Not only do Ticketmaster and Live Nation have a monopoly on the live entertainment industry, but Live Nation also owns many venues across the country. Because of this market dominance, it’s nearly impossible for an artist or band to go on tour without collaborating with Ticketmaster. Rock band Pearl Jam, at the height of their fame in the 1990s, attempted to go on tour independently which led to a lot of venues in odd locations with a small number of seats. With encouragement from the Department of Justice, they filed an antitrust complaint against Ticketmaster in 1994. The Department of Justice later dropped the case. 

One of the major complaints with Ticketmaster is the fees, with some fees even exceeding the price of the ticket itself. Since Ticketmaster does not say how much fees will be until checkout, one has no way of knowing how much they’re actually going to have to spend on a ticket. There are also no laws dictating how much a site like Ticketmaster is allowed to charge for a service fee; there is nothing to stop them from adding obscene costs to already expensive tickets. These service fees allegedly go to venues and promoters, but when Live Nation owns a lot of these stadiums and theaters, Ticketmaster is basically putting money back into its own pockets. 

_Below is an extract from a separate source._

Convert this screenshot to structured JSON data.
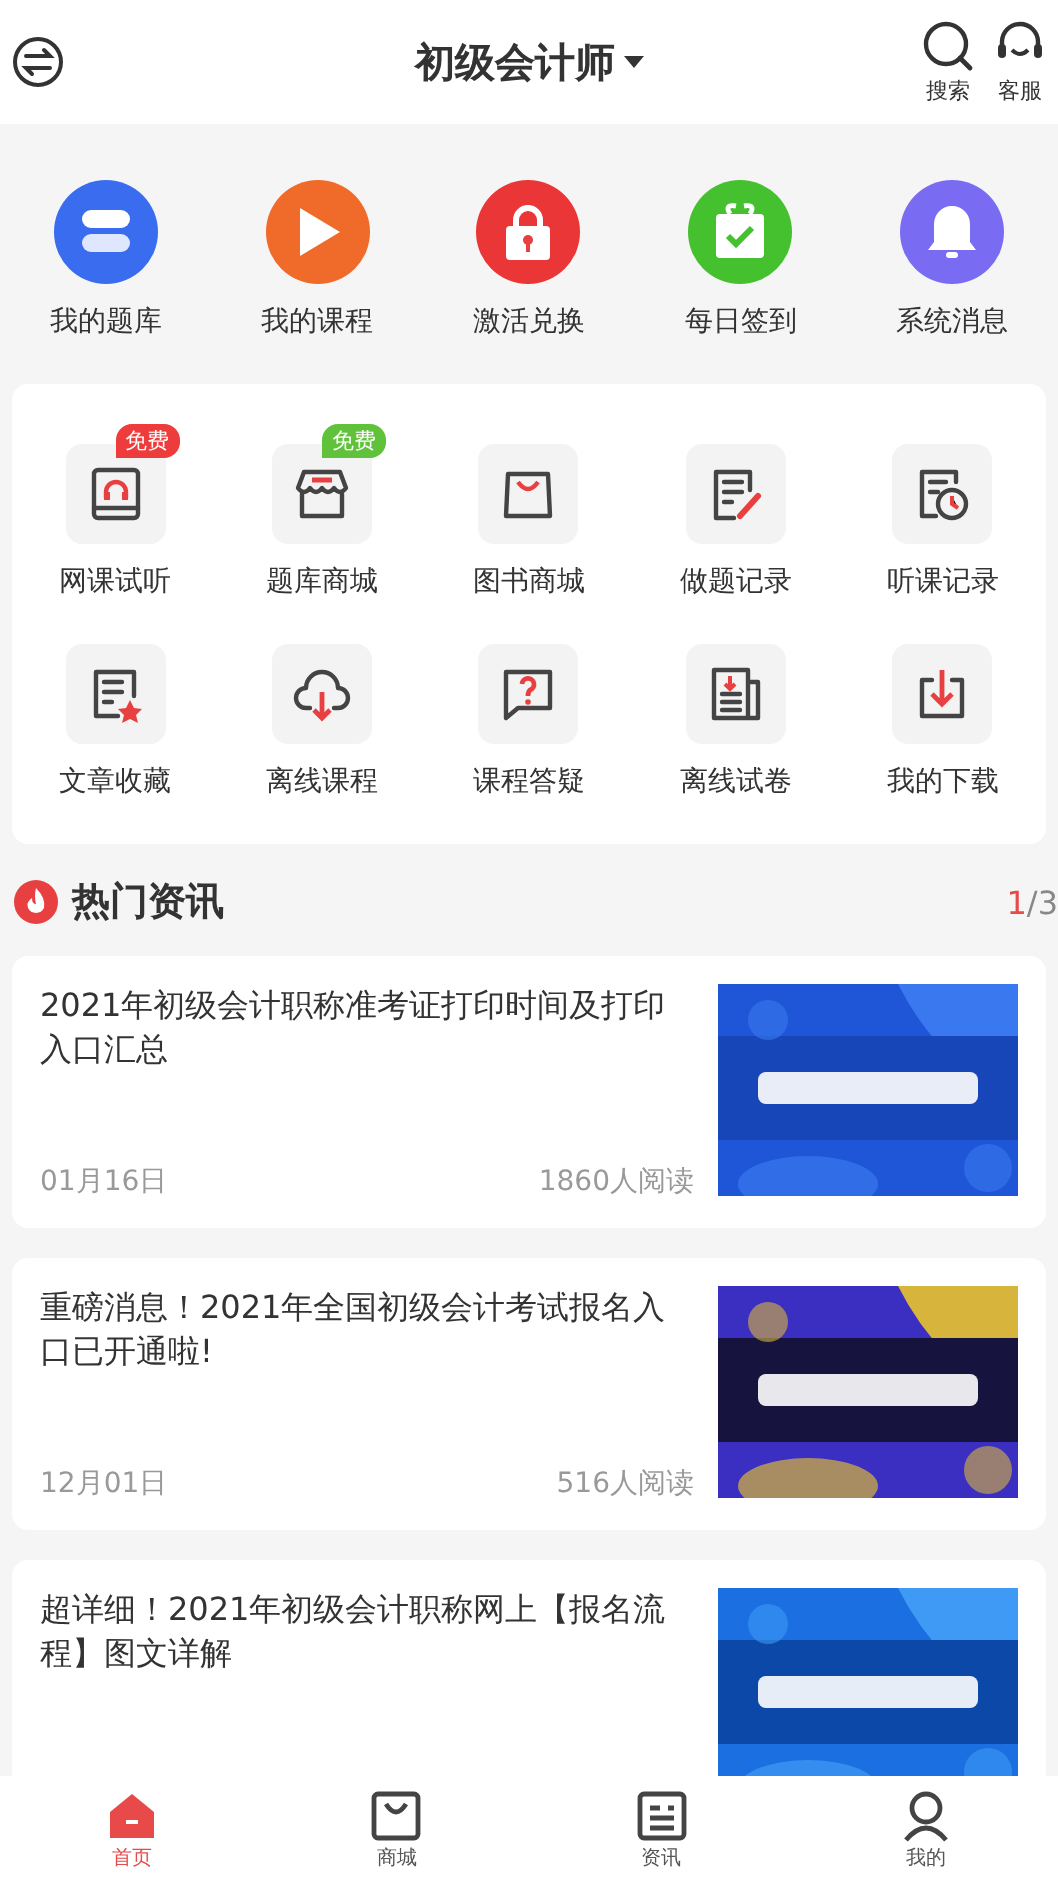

Another problem with Ticketmaster is that a lot, or even most, of tickets in a venue are not released to the general public. According to the New York Attorney General’s office in 2016, for most of the big concerts and shows happening “less than 25% of tickets were…released to the general public…” The rest of the tickets are reserved for credit card companies and other resellers. This limits access to the general public, which is where professional resellers come into the mix. If you’ve ever attempted to buy tickets to a concert and it seems like everything has sold out within minutes, it’s likely due to resellers who have bots mass buying tickets so they can sell them later at a scalped price. These tickets are often sold on places like SeatGeek, StubHub, and Ticketmaster itself. 

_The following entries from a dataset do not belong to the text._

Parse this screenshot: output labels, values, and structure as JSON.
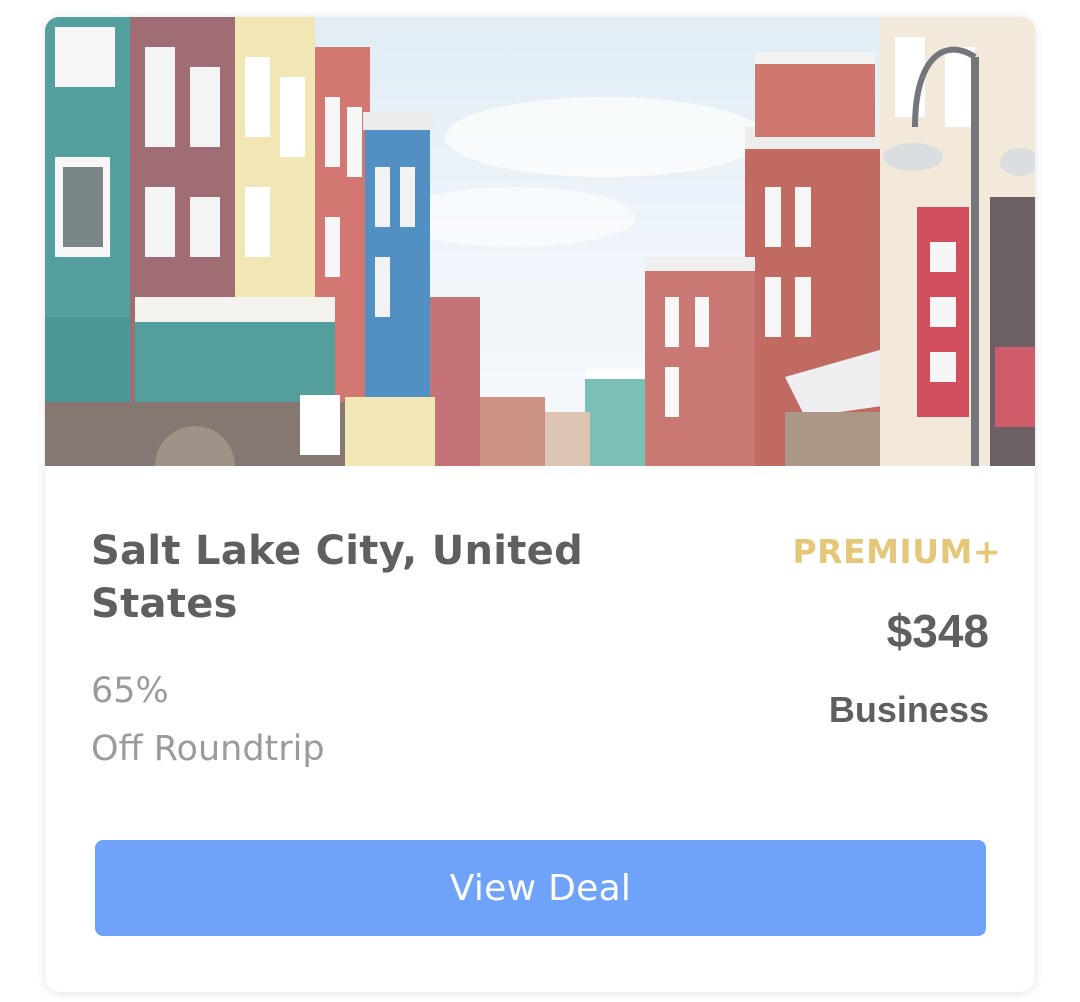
{
  "deal": {
    "image_alt": "Colorful snowy main street with multi-story buildings",
    "destination": "Salt Lake City, United States",
    "discount_percent": "65%",
    "discount_text": "Off Roundtrip",
    "tier": "PREMIUM+",
    "price": "$348",
    "cabin": "Business",
    "cta_label": "View Deal"
  },
  "colors": {
    "tier_gold": "#e5c77a",
    "cta_blue": "#6fa3fa",
    "heading_gray": "#5f5f5f",
    "muted_gray": "#9b9b9b"
  }
}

While it’s true that when buying tickets a person is usually limited in the number of tickets they can buy, there is no restriction on having more than one account, so it’s easy for a reseller to have several different accounts. These resellers sell scalped tickets with a price increase, on average, of 49% according to the New York Attorney General’s office. For Ticketmaster and sites like it, this is a profitable business decision since they get a cut of the earnings from a resold ticket sale.

So, what can an average ticket buyer do about it? Unfortunately, the answer is not a lot. Ticketmaster’s system is designed to exploit people. But some legal action has been happening that could potentially shake things up. 

In January of 2023, Ticketmaster was called to testify in a Judiciary Committee hearing in Congress. Executives of Ticketmaster were asked about the company’s monopoly. It was one of the few issues that both Democrats and Republicans both recognized as a problem. Theoretically, Congress has the power to break up the merger of Live Nation and Ticketmaster, though it seems unlikely that they will do that. The Department of Justice has reportedly been investigating Ticketmaster for antitrust breaches for a period of time but has yet to make any official move. 

However, there are people attempting to take legal action against Ticketmaster. A group of Taylor Swift fans who were frustrated back in November filed a lawsuit against Ticketmaster in a California court in December of 2022. The fans are citing California’s Unfair Competition law and are asking for 2,500 dollars per violation of the law. Though there are only 26 official plaintiffs as of right now, at least 400 other people are keen to get involved. In late March, there was a status hearing, which was mainly bureaucratic. 

It will be interesting to see if or what consequences will happen for Live Nation Entertainment. For a company as large and as profitable as Ticketmaster, even expensive fines are unlikely to cripple it. However, if the plaintiffs win the lawsuit, it could encourage other disgruntled fans to take action. But unfortunately for now, if you want to see your favorite artist, you’re going to have to deal with Ticketmaster.